Something in the persistent question, “How?” expresses each person’s struggle between having confidence in their capacity to live a life of purpose and yielding to the daily demands of being practical. It is possible to spend our days engaged in activities that work well for us and achieve our objectives and still wonder whether we are making a difference in the world.
My premise is that this culture, and we as members of it, have yielded too quickly to what is doable, practical, and popular. In the process, we have sacrificed the pursuit of what is in our hearts. We find ourselves giving in to our doubts and settling for what we know how to do or can soon learn to do instead of pursuing what most matters to us and living with the adventure and anxiety that this requires.
We often avoid the question of whether something is worth doing by going straight to the question, “How do we do it?” In fact, when we believe that something is definitely not worth doing, we are particularly eager to start asking How? We can look at what is worth doing at many different levels: As an individual, I can wonder whether I can be myself and do what I want and still make a living. For an organization, I can ask for whose sake does this organization exist, and does it exist for any larger purpose than to survive and be economically successful? As a society, have we replaced a sense of community and civic engagement for economic well-being and the pursuit of our private ambition?
Too often, when a discussion is dominated by questions of how we risk overvaluing what is practical and doable and postponing the questions of larger purpose and collective well-being. With the question, we risk aspiring to goals that are defined for us by the culture and by our institutions at the expense of pursuing purposes and intentions that arise from within ourselves.

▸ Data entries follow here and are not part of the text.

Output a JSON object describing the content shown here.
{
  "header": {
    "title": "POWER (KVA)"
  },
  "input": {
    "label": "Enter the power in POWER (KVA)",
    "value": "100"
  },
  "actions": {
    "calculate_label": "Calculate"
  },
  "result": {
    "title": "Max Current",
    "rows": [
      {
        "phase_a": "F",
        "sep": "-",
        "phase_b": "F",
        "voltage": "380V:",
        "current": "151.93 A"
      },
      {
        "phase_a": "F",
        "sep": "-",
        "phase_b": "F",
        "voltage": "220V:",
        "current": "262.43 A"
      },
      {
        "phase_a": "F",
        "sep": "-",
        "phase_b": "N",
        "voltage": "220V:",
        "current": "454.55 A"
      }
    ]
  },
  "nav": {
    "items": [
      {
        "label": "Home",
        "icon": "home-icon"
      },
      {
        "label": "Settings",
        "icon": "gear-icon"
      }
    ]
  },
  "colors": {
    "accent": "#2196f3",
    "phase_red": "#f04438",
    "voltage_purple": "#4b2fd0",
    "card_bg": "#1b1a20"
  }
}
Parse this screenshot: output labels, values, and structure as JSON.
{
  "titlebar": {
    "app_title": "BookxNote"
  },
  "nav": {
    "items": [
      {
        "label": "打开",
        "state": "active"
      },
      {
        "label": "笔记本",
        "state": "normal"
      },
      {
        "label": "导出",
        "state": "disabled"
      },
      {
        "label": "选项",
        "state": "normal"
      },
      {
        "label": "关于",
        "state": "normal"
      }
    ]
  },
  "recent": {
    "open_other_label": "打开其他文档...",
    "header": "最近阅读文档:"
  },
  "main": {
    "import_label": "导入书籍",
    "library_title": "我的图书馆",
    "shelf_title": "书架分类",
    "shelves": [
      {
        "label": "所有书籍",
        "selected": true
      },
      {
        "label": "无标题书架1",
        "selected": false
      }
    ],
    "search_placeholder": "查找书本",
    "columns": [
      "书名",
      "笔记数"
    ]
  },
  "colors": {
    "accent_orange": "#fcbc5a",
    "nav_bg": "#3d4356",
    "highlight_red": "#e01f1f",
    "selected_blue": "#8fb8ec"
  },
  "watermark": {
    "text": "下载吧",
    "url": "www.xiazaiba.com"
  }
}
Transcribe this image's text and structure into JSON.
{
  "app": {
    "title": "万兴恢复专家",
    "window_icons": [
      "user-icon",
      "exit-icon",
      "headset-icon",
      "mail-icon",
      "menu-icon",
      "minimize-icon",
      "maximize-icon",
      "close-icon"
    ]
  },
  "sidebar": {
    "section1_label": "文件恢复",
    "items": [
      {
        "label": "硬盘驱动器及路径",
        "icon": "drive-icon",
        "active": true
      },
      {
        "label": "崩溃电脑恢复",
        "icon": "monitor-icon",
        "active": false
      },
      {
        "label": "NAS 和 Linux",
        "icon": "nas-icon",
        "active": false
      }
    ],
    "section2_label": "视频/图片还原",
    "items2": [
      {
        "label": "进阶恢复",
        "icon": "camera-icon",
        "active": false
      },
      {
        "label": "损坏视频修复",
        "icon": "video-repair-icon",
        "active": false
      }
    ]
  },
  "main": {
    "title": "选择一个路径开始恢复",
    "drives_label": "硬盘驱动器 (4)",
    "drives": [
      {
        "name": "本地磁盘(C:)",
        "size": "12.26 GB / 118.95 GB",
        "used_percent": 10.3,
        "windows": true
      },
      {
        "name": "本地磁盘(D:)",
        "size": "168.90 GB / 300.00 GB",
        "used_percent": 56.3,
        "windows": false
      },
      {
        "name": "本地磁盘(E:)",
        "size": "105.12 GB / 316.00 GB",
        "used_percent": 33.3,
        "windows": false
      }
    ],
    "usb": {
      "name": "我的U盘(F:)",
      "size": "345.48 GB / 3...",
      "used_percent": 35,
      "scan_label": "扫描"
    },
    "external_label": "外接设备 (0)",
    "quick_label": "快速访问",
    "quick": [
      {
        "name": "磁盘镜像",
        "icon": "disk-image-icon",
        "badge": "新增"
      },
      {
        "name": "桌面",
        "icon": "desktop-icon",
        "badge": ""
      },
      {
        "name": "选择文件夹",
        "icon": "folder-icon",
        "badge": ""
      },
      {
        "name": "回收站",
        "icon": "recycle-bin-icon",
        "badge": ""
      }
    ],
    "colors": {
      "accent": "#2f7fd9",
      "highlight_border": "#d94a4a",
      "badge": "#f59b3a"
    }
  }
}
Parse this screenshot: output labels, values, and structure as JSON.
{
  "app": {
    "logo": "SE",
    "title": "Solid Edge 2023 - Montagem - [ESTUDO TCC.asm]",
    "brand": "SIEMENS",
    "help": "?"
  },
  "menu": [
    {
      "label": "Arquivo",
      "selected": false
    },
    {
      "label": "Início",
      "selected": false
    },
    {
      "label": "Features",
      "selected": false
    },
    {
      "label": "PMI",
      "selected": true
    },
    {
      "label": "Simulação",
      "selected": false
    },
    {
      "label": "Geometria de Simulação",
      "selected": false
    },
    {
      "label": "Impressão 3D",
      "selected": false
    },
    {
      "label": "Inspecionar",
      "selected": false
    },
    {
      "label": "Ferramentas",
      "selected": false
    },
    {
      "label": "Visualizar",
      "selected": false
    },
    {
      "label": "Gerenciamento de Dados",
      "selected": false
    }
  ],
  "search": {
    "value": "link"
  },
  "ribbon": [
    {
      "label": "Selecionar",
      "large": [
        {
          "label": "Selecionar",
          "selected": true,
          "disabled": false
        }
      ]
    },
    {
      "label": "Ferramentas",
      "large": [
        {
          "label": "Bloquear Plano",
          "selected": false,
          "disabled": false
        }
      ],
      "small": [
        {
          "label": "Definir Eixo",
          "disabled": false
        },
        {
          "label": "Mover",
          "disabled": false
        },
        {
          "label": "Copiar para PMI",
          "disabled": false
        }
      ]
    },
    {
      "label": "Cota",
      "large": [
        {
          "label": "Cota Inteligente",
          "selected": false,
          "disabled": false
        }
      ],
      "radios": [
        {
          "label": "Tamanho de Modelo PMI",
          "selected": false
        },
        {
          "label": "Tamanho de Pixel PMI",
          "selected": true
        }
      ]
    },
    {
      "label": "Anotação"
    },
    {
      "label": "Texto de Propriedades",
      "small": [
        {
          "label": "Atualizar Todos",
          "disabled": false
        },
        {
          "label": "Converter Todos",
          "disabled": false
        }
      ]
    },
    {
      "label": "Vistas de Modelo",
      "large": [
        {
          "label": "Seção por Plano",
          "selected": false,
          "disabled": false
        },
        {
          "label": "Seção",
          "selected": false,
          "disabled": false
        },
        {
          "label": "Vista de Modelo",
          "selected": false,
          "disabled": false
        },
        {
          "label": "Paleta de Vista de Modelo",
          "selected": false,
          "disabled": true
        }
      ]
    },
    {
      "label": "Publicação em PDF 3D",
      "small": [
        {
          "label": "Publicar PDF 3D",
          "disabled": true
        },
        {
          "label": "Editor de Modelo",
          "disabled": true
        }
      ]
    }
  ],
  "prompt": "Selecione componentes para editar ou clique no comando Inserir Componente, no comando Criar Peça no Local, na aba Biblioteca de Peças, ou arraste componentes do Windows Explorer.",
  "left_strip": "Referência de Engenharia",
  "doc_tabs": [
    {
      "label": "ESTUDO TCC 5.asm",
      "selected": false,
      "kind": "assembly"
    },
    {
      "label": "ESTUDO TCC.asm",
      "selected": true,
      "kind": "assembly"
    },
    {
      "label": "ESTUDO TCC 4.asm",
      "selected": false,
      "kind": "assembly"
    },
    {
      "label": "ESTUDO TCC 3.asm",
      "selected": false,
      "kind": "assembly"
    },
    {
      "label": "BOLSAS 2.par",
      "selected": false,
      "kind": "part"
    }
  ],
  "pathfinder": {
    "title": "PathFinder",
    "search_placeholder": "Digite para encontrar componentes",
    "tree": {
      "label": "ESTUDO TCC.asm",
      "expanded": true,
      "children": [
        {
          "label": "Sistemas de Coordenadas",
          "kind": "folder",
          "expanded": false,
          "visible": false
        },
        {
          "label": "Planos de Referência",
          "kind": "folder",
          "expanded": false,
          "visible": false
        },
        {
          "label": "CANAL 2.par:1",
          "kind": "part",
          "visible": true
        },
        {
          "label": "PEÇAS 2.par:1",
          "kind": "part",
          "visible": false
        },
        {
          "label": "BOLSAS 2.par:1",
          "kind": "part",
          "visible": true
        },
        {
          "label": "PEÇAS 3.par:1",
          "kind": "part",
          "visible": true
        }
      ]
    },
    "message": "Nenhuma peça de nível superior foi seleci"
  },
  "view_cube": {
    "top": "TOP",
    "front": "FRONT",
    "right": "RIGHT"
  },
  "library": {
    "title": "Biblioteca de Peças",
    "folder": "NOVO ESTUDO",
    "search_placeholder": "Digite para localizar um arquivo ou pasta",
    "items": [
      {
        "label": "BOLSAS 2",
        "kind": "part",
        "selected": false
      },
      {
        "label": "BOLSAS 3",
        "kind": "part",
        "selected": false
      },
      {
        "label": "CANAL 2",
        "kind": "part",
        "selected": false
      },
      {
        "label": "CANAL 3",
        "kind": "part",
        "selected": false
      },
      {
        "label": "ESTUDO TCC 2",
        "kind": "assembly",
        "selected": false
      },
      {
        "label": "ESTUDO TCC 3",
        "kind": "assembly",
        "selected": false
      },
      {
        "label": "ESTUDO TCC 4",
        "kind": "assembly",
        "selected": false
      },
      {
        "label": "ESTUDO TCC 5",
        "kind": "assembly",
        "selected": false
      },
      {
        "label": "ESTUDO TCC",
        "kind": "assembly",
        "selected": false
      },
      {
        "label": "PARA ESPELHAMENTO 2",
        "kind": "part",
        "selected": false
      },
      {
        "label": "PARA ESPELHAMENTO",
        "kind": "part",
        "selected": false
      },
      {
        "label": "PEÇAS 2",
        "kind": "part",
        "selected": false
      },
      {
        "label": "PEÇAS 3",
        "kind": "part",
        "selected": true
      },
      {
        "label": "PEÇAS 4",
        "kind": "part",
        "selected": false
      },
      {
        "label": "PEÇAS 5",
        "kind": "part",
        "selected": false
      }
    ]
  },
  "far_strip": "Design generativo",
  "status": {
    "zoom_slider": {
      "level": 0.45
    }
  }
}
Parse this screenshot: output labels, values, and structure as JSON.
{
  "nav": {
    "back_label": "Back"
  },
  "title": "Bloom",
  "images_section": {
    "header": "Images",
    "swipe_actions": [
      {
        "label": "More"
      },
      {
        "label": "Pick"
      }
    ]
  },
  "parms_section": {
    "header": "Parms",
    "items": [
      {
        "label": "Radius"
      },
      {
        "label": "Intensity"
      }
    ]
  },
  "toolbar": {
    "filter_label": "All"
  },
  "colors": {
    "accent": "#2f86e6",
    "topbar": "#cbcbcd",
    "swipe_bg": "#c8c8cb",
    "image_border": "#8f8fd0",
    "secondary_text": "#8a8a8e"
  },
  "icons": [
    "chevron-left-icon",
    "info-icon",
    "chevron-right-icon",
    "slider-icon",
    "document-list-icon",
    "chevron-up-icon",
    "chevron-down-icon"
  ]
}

While there are many positive values to our desire for concrete action and results, it does not ensure that what we are doing serves our own larger purpose or acts to create a world that we can believe in—in other words, a world that matters. Thus, the pursuit of how we can act to avoid more important questions, such as whether what we are doing is important to us, as opposed to being important to them. While we do create value when we pursue what is important to others, it is different from doing what is important to us.
If knowing how offers us the possibility of more control and predictability, then we may have to sacrifice them to pursue what matters. The choice to worry about why we are doing something more than how we do something is risky business. It is risky for us as individuals, for our organizations, and for society.
Choosing to act on “what matters “is the choice to live a passionate existence, which is anything but controlled and predictable. The alternative to asking How? is saying Yes – not literally, but as a symbol of our stance toward the possibility of more meaningful change and change that promises real commitment to what draws us into what matters.
To commit to the course of acting on what matters, we postpone the how questions and precede them with others that begin to shift us from “what works” to “what matters.” Taken in isolation and asked in the right context, all how. The questions are valid. But, when they become the primary questions, the controlling questions, or the defining questions, they create a world where operational attention drives out the human spirit.
How Question 1: How do you do it?
Yes Question 1: What refusal have I been postponing?
How Question 2: How long will it take?
Yes Question 2: What commitment am I willing to make?
How Question 3: How much does it cost?
Yes, Question 3: What is the price I am willing to pay?
How Question 4: How do you get others to change?
Yes Question 4: What is my contribution to the problem I am concerned with?
How Question 5: How do we measure it?
Yes Question 5: What is the crossroad at which I find myself at this point in my work/life?
How Question 6: How are other people doing it successfully?
Yes Question 6: What do we want to create together?
When we look for tools and techniques which are part of the how question, we preempt other kinds of learning. If we want to know what really works, we must carefully decide which are the right questions for this moment. Picking the right question is the beginning of action on what matters, and this is what works. This is how we name the debate, by the questions we pursue, for all these questions are action steps. Good questions work on us; we don’t work on them. They are not a project to be completed but a doorway opening onto a greater depth of understanding and action that will take us into being more fully alive.
Written by Peter Block